Me: “Let’s look at where the money is coming from and where it’s going and start setting up strategies.”

Business owner: “Well, a growing business consumes resources. No business in its first few years has a big profit margin. That’s just the way it is.”

Period. Conversation over.

No review of finances was done.

ID-100260221This owner would go on to periodically complain about how hard it was to run a business, and how no one was helping him.

That’s an example of an owner who hasn’t matured enough to realize that he was talking to a knowledgeable professional who was trying to help him. Instead, the owner made a declaration that indicated he knew all about it and nothing further needed said. Yet, this same business owner still complains that the professionals around him aren’t giving good advice.

This scenario happens far more than it should.

As a professional, it’s hard to deal with.

I like working with startups, especially the people who started like me — on the side, from scratch — and have grown. But logically, these are the folks who have the least entrepreneurial maturity.

Sometimes I catch myself lacking in entrepreneurial maturity too.

I’m not sure what the solution is.

Time. Experience. A realistic view of the struggles of running a business.

And an acknowledgment that as business owners, there are things we won’t know.

Image courtesy of Stuart Miles / freedigitalphotos.net

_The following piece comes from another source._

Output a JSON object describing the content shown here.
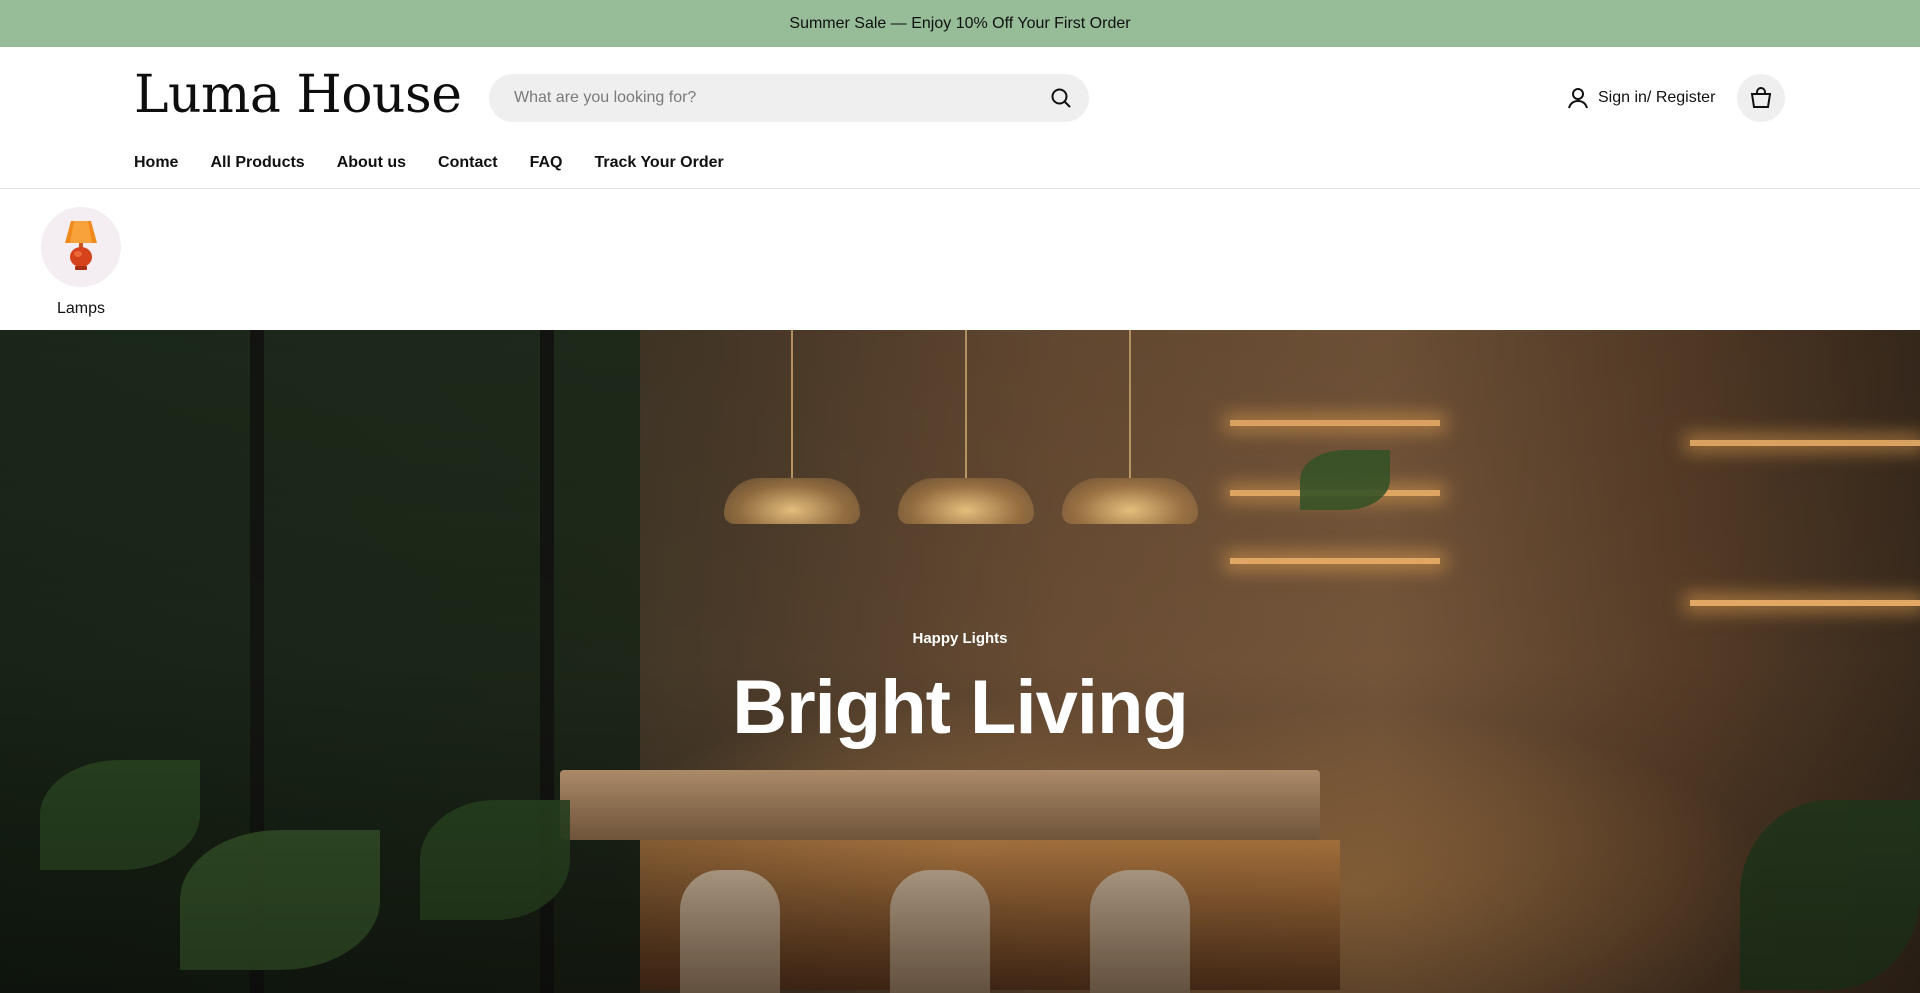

Will Software Really Replace Accountants?

carlsbad-226250_1280In July, an article in AccountingWeb caught my attention: “Can Software Really Replace Accountants?” Around the same time, the Don’t Mess with Taxes blog published a story saying that a recent study indicates that tax preparers have a 99% probability of being replaced by robots someday.

I think the 99% figure is over-dramatic.

If I ran a tax-preparation business that relied on preparing a high volume of simple tax returns, I would be worried. In fact, when people ask if they should start a tax preparation business, I respond by saying no, unless you can find specializations and take on more complex work.

The day is coming when a person with just a W-2 will be able to take a picture of the W-2 with their phone, upload it to an app, and send it off to the government.

But there will ALWAYS be a need for tax preparers and accountants.

Plugging numbers into a computer doesn’t mean you’ve done it right. Anyone can prepare their own taxes. Businesses can, too. The software will accept whatever the user puts into it … but it doesn’t mean it’s done correctly.

The AccountingWeb article seems to be geared more towards software replacing accountants for bookkeeping and financial statement services. On that front, again, business owners can keep their own books but it doesn’t mean they’re doing it right.

There’s also the time factor. The owner keeping his own books makes sense for a startup. But as the business grows, so will the time constraints.

On the web, software providers like QuickBooks and Xero show faces of smiling business owners happily keeping their own books. It’s all so easy and fast!

The reality is, once a business reaches a certain size, keeping the books will become a big drag on the owner. No software solution can overcome the crunch of time.

My opinion on all of this is: technology will certainly change the way we do business but it won’t eliminate our industry. The accounting industry is not like a stagecoach service at the dawn of the automobile.

Image courtesy of Martin Str on Pixabay.com